Researchers in Taiwan have now shown, for the first time, that they can directly grow vertically aligned, highly crystalline and defect-free single-crystalline zinc oxide nanorods and nanoneedles on paper as well.
a) Representative FESEM image of aligned ZnO nanorods. b) TEM image of a single nanorod. c) HRTEM image taken from the edge of the ZnO nanorod. Inset: Corresponding SAED pattern. (Reprinted with permission from Wiley-VCH Verlag)
Zinc oxide (ZnO) is considered a workhorse of technological development exhibiting excellent electrical, optical, and chemical properties with a broad range of applications as semiconductors, in optical devices, piezoelectric devices, surface acoustic wave devices, sensors, transparent electrodes, solar cells, antibacterial activity etc. Thin films or nanoscale coating of ZnO nanoparticles are viewed with great interest for their many potential applications as substrates for functional coatings.
Initially, the team synthesized aligned ZnO nanowires on a piece of paper that predominantly contains cellulose and
calcium carbonate (conventionally paper is synthesized from cotton/pulp and its major components are cellulose, calcium carbonate, silicates, and binders).
"The intrinsically rough nature of paper's surface, its insulating properties, damage, and instability during the synthesis process are sizeable inconveniences in realizing potential nanoelectronic devices on paper substrates" explains Lih-Juann Chen, who led the research. "In order to overcome these difficulties we have shown that the paper surface can be modified to different platforms such as conducting and semiconducting surfaces and can be protected from the external environment by being coated with a protective polymer layer."
These surface modifications not only provide a conducting platform but also reduce surface roughness and damage occurring during synthesis, and they greatly enhance the alignment and uniformity of ZnO nanowires on the paper substrate.
In order to demonstrate the potential for organic/inorganic hybrid junction devices on paper substrates, the team fabricated p-n junction diodes with an average active junction of 1 cm × 1 cm using zinc oxide nanowires with 90 nm diameter and 1.5 µm length, grown on a 50 nm gold-coated paper substrate.
The researchers point out that stable electrical performance of hybrid devices at different bending or twisting positions is a critical challenge for flexible substrates. For this reason, they measured the electrical/mechanical
fatigue properties of the diode at different bending positions across the junction area.
They found that there is only negligible difference in the turn-on voltage of the devices while the forward current at high voltage is slightly decreased with increase of bending angle. Repetitive bending of the diode affected the performance only marginally.

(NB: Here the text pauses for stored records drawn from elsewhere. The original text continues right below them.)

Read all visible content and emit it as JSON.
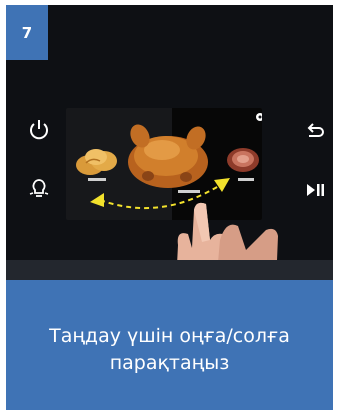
{
  "step": {
    "number": "7"
  },
  "instruction": {
    "line1": "Таңдау үшін оңға/солға",
    "line2": "парақтаңыз"
  },
  "icons": {
    "left_top": "power-icon",
    "left_bottom": "oven-light-icon",
    "right_top": "back-arrow-icon",
    "right_bottom": "play-pause-icon",
    "screen_top": "settings-gear-icon"
  },
  "colors": {
    "card_blue": "#3f73b5",
    "photo_dark": "#0e1014",
    "swipe_arrow": "#f2e12c"
  }
}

"We anticipate versatile applications for these zinc oxide nanostructures on paper in flexible, portable electronic gadgets and display devices as well as in biomedical applications – these are under investigation" says Chen. "We foresee a productive future for the direct growth of one-dimensional nanostructures on paper substrates, paving the way to low-cost, high-performance devices beyond the range of conventional technology. Innovative concepts and strategies are required to engineer materials and devices on such an exceptionally flexible platform."